Parenting behaviors during times when young children may feel vulnerable, such as when encountering novelty, undoubtedly affect how children learn to regulate their reactions to these events. Theory suggests and some research supports the link between protective behavior - behaviors that shield the child from a potential threat - and regulation of emotions. Less is known, however, about the immediate effects of these behaviors on children's distress. That is, do these protective behaviors alleviate distress in the moment? Presumably, this type of ''successful'' regulation of distress would be important for the development of successful regulation in other situations. To this end, the current study examined changes in the time course of toddlers' fearful distress, when protective maternal behaviors were observed during a highly novel, fear-eliciting task. Analyses were conducted for two subgroups of dyads: one group where toddlers' distress preceded mothers' protective behavior, and one group where mothers' protective behavior preceded toddler distress. When toddlers' distress preceded mothers' reactions, protective behaviors were found to be associated with less steep decreases in fear for toddlers who had the highest initial distress reactions. Results are discussed in the context of toddlers' emerging ability to regulate emotions and the adaptive development of these skills.
All Science Journal Classification (ASJC) codes
- Social Psychology

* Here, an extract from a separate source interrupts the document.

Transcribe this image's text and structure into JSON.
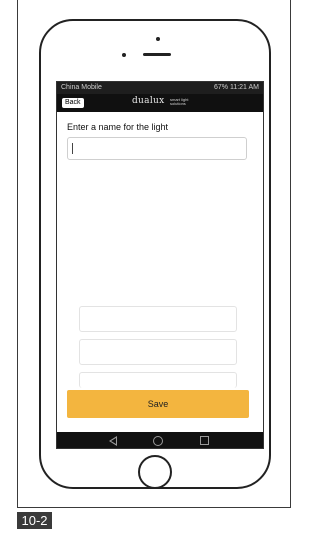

- Developmental and Educational Psychology
- Social Sciences (miscellaneous)
- Developmental Neuroscience
- Life-span and Life-course Studies